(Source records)
________________________
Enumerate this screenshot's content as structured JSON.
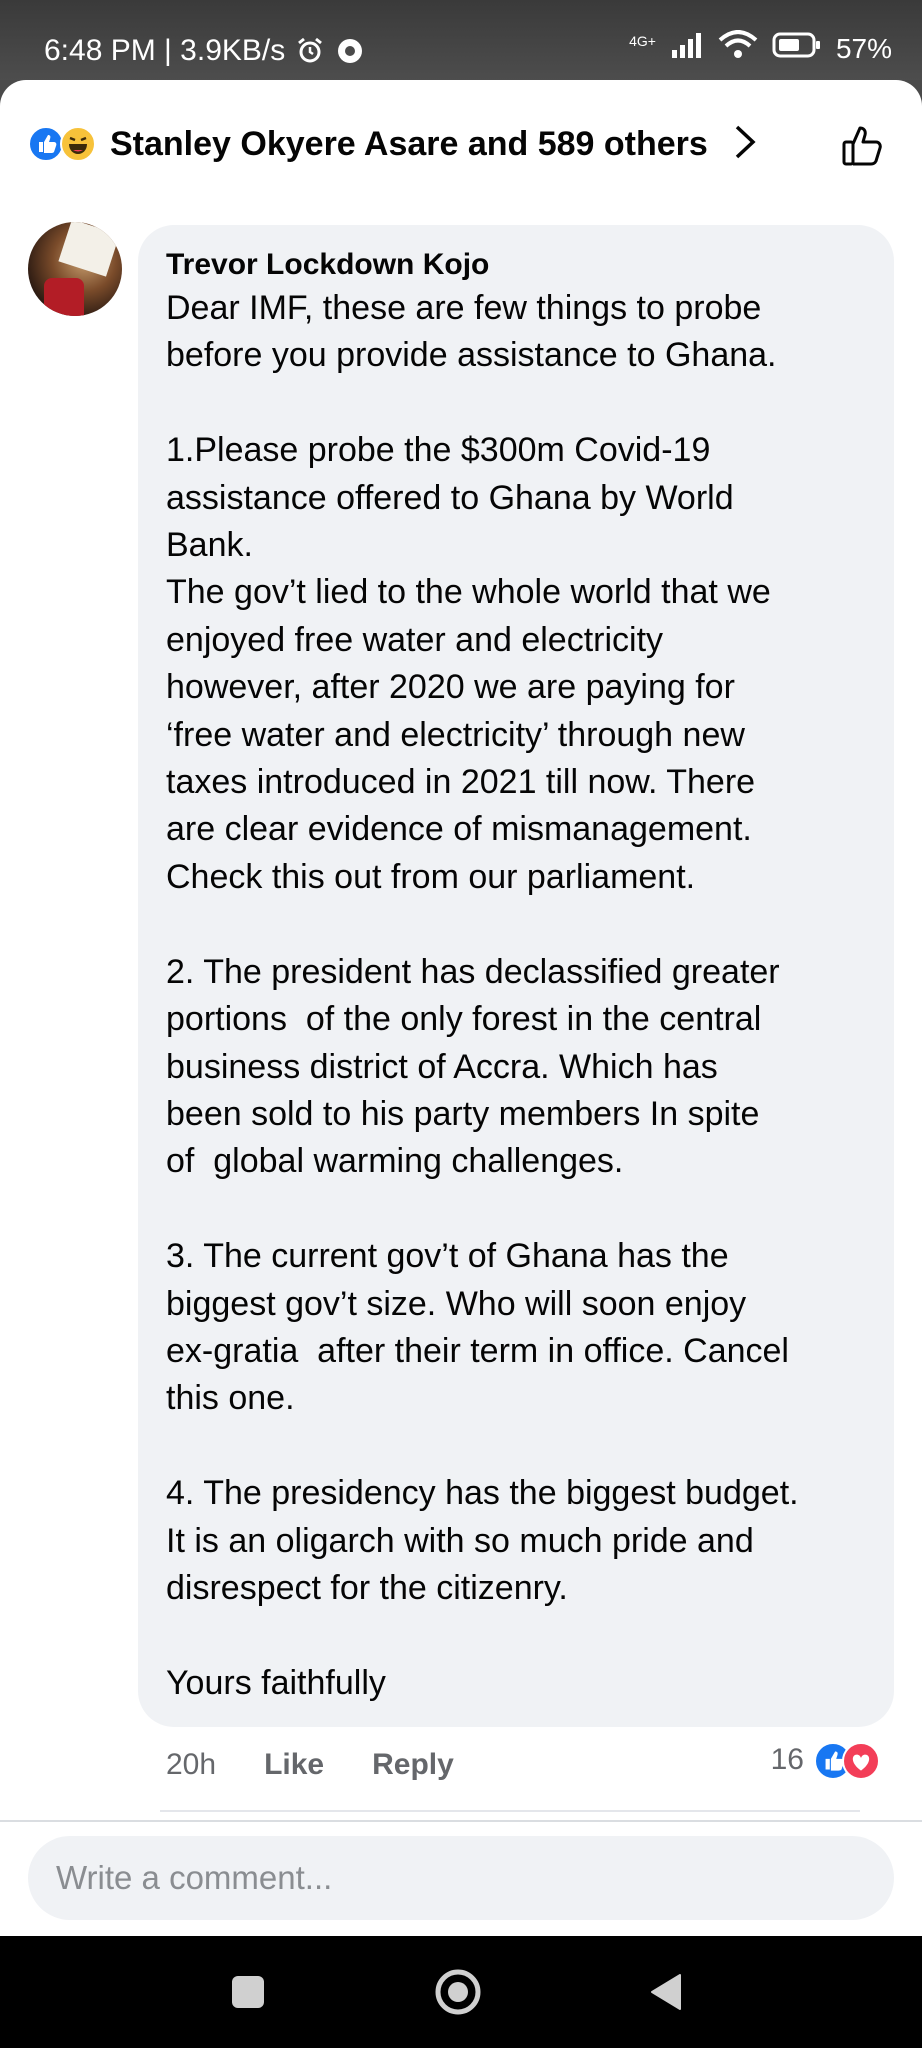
{
  "status_bar": {
    "time_speed": "6:48 PM | 3.9KB/s",
    "network": "4G+",
    "battery": "57%"
  },
  "header": {
    "reactions_text": "Stanley Okyere Asare and 589 others"
  },
  "comment": {
    "author": "Trevor Lockdown Kojo",
    "body": "Dear IMF, these are few things to probe\nbefore you provide assistance to Ghana.\n\n1.Please probe the $300m Covid-19\nassistance offered to Ghana by World\nBank.\nThe gov’t lied to the whole world that we\nenjoyed free water and electricity\nhowever, after 2020 we are paying for\n‘free water and electricity’ through new\ntaxes introduced in 2021 till now. There\nare clear evidence of mismanagement.\nCheck this out from our parliament.\n\n2. The president has declassified greater\nportions  of the only forest in the central\nbusiness district of Accra. Which has\nbeen sold to his party members In spite\nof  global warming challenges.\n\n3. The current gov’t of Ghana has the\nbiggest gov’t size. Who will soon enjoy\nex-gratia  after their term in office. Cancel\nthis one.\n\n4. The presidency has the biggest budget.\nIt is an oligarch with so much pride and\ndisrespect for the citizenry.\n\nYours faithfully",
    "time": "20h",
    "like_label": "Like",
    "reply_label": "Reply",
    "reaction_count": "16"
  },
  "composer": {
    "placeholder": "Write a comment..."
  },
  "colors": {
    "like_blue": "#1877f2",
    "love_red": "#f33e58",
    "haha_yellow": "#f7c23a",
    "bubble_bg": "#f0f2f5"
  },
  "icons": [
    "like-reaction-icon",
    "haha-reaction-icon",
    "love-reaction-icon",
    "chevron-right-icon",
    "thumbs-up-outline-icon",
    "alarm-icon",
    "whatsapp-icon",
    "signal-icon",
    "wifi-icon",
    "battery-icon",
    "recents-icon",
    "home-icon",
    "back-icon"
  ]
}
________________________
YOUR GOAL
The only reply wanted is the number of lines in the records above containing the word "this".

EXERCISE RESPONSE
2